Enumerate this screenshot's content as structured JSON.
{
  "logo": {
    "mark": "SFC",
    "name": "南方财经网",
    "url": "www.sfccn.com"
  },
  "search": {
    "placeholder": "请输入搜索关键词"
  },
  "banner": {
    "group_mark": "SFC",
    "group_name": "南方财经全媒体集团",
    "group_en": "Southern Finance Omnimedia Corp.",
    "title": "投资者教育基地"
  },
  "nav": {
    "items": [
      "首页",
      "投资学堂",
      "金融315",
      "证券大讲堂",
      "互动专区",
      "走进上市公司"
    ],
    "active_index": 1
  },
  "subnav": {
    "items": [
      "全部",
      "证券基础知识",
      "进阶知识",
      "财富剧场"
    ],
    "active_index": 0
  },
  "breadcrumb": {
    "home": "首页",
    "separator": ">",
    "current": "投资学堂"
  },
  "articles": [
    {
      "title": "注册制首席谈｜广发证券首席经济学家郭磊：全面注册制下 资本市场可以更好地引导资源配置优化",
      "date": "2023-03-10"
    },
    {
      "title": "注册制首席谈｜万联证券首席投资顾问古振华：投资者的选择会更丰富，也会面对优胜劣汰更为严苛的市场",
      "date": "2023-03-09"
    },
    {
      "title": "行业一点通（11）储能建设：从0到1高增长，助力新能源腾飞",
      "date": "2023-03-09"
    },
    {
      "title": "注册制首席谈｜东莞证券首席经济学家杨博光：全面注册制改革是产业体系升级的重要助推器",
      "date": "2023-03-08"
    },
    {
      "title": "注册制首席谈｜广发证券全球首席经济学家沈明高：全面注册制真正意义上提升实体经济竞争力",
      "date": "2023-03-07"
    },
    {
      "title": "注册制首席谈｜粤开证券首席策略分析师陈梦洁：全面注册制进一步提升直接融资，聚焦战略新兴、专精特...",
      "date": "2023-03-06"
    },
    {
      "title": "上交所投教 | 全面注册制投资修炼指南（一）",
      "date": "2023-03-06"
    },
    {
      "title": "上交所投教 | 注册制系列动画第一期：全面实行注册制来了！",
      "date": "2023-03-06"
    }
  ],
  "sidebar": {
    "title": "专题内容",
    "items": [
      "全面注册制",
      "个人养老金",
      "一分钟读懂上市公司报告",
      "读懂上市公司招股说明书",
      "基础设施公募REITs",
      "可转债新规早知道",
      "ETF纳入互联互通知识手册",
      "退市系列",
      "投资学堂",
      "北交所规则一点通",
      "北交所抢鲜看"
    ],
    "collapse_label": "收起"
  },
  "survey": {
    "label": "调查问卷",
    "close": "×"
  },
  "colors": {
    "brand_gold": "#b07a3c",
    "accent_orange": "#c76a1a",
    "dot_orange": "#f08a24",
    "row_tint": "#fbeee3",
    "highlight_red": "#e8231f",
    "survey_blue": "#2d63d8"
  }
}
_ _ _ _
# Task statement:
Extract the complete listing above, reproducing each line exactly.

# Solution:
Enumerate this screenshot's content as structured JSON.
{
  "logo": {
    "mark": "SFC",
    "name": "南方财经网",
    "url": "www.sfccn.com"
  },
  "search": {
    "placeholder": "请输入搜索关键词"
  },
  "banner": {
    "group_mark": "SFC",
    "group_name": "南方财经全媒体集团",
    "group_en": "Southern Finance Omnimedia Corp.",
    "title": "投资者教育基地"
  },
  "nav": {
    "items": [
      "首页",
      "投资学堂",
      "金融315",
      "证券大讲堂",
      "互动专区",
      "走进上市公司"
    ],
    "active_index": 1
  },
  "subnav": {
    "items": [
      "全部",
      "证券基础知识",
      "进阶知识",
      "财富剧场"
    ],
    "active_index": 0
  },
  "breadcrumb": {
    "home": "首页",
    "separator": ">",
    "current": "投资学堂"
  },
  "articles": [
    {
      "title": "注册制首席谈｜广发证券首席经济学家郭磊：全面注册制下 资本市场可以更好地引导资源配置优化",
      "date": "2023-03-10"
    },
    {
      "title": "注册制首席谈｜万联证券首席投资顾问古振华：投资者的选择会更丰富，也会面对优胜劣汰更为严苛的市场",
      "date": "2023-03-09"
    },
    {
      "title": "行业一点通（11）储能建设：从0到1高增长，助力新能源腾飞",
      "date": "2023-03-09"
    },
    {
      "title": "注册制首席谈｜东莞证券首席经济学家杨博光：全面注册制改革是产业体系升级的重要助推器",
      "date": "2023-03-08"
    },
    {
      "title": "注册制首席谈｜广发证券全球首席经济学家沈明高：全面注册制真正意义上提升实体经济竞争力",
      "date": "2023-03-07"
    },
    {
      "title": "注册制首席谈｜粤开证券首席策略分析师陈梦洁：全面注册制进一步提升直接融资，聚焦战略新兴、专精特...",
      "date": "2023-03-06"
    },
    {
      "title": "上交所投教 | 全面注册制投资修炼指南（一）",
      "date": "2023-03-06"
    },
    {
      "title": "上交所投教 | 注册制系列动画第一期：全面实行注册制来了！",
      "date": "2023-03-06"
    }
  ],
  "sidebar": {
    "title": "专题内容",
    "items": [
      "全面注册制",
      "个人养老金",
      "一分钟读懂上市公司报告",
      "读懂上市公司招股说明书",
      "基础设施公募REITs",
      "可转债新规早知道",
      "ETF纳入互联互通知识手册",
      "退市系列",
      "投资学堂",
      "北交所规则一点通",
      "北交所抢鲜看"
    ],
    "collapse_label": "收起"
  },
  "survey": {
    "label": "调查问卷",
    "close": "×"
  },
  "colors": {
    "brand_gold": "#b07a3c",
    "accent_orange": "#c76a1a",
    "dot_orange": "#f08a24",
    "row_tint": "#fbeee3",
    "highlight_red": "#e8231f",
    "survey_blue": "#2d63d8"
  }
}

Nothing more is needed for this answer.